Controversy Surrounds the 2017 World Press Photo of the Year

Photo: Winner of the World Press Photo 2016 photographer Burhan Ozbilici (R) and Managing Director of the World Press Photo Foundation Lars Boering, speak on stage during the announcement of the World Press Photo prizes in Amsterdam, on February 13, 2017  Photo: JEROEN JUMELET/AFP/Getty Images.

Burhan Ozbilici’s photograph of Mevlüt Mert Altintas moments after the assassination of Andrei Karlov, Russian ambassador to Turkey, at an art gallery in Ankara on December 19, 2016, instantly became one of the most infamous photographs ever made. In a surprising move, World Press named it the 2017 Photo of the Year, making it the third time in the Award’s 60-year history that a picture of an assassination has won this prize.

Also: The Greatest Stories of the Past Year Captured in “World Press Photo 16”

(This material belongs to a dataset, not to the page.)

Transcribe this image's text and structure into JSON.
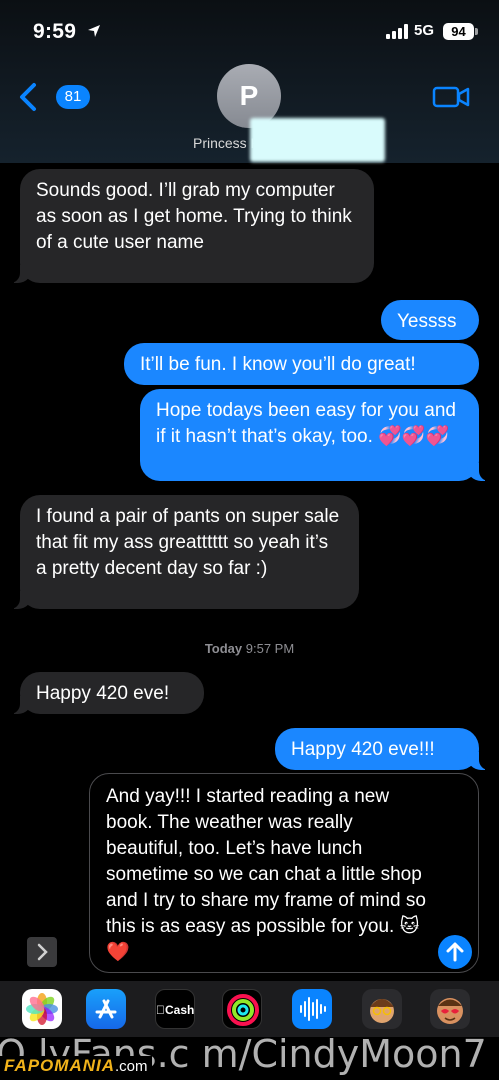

The murder occurred while the Russian ambassador was giving a speech during a press conference that celebrated the artistic collaboration between the two nations. Mevlüt Mert Altintas, a 22-year-old off duty police officer working security for the event, killed the ambassador in front of a room of video cameras and journalists.

Burhan Ozbilici, a photographer for the Associated Press, had the presence of mind to stand, face the killer, and shoot—his camera. He detailed the moment for the AP, recalling, “This is what I was thinking: ‘I’m here. Even if I get hit and injured, or killed, I’m a journalist. I have to do my work. I could run away without making any photos. … But I wouldn’t have a proper answer if people later ask me: “Why didn’t you take pictures?”'”

While Ozbilici’s action was assuredly brave, the photograph and its propagation raise a set of concerns for many. Stuart Franklin, Chair of the 2017 World Press Photo Award, wrote in today’s edition of The Guardian, “Özbilici’s is an impactful photograph, no doubt. Yet, while I was all for awarding it the spot news prize that it also won, I was strongly opposed to it becoming photo of the year. I narrowly lost the argument. I voted against. Sorry, Burhan. It’s a photograph of a murder, the killer and the slain, both seen in the same picture, and morally as problematic to publish as a terrorist beheading.”

Indeed, the image is disturbing on many levels, not in the least because it heroicizes the act of murder through the use of aesthetics. Inside the pristine white cube of he art gallery, where photographs of landscapes of Russia line the walls in a melody of blue and greens, the killer stands with a finger pointing in the air, mouth open mid-yell, gun pointed to down, while the ambassador lays splayed on the ground.

The photograph repeats an oft-used archetype: that of David and Goliath, of the lad willing to sacrifice his own life to overthrow the tyrant. The image is less shocking for what it is than what it creates: the iconography of victory around this act of violence.

What’s more, as Franklin writes, “Unlike the assassination of Archduke Ferdinand in Sarajevo in 1914, the crime had limited political consequences. Placing the photograph on this high pedestal is an invitation to those contemplating such staged spectaculars: it reaffirms the compact between martyrdom and publicity.”

Not every member of the jury agreed with Franklin’s position. Juror Mary F. Calvert issued a statement saying, “…[it] really spoke to the hatred of our times. Every time it came on the screen you almost had to move back because it’s such an explosive image and we really felt that it epitomizes the definition of what the World Press Photo of the Year is and means.”

Founded in 1955, World Press Photo is an independent, non-profit organization designed to support professional photojournalism on an international scale. Crave previously covered last year’s winners, catalogued in World Press Photo 16 (Thames & Hudson).

Miss Rosen is a journalist covering art, photography, culture, and books. Her byline has appeared in L’Uomo Vogue, Whitewall, Jocks and Nerds, and L’Oeil de la Photographie. Follow her on Twitter @Miss_Rosen.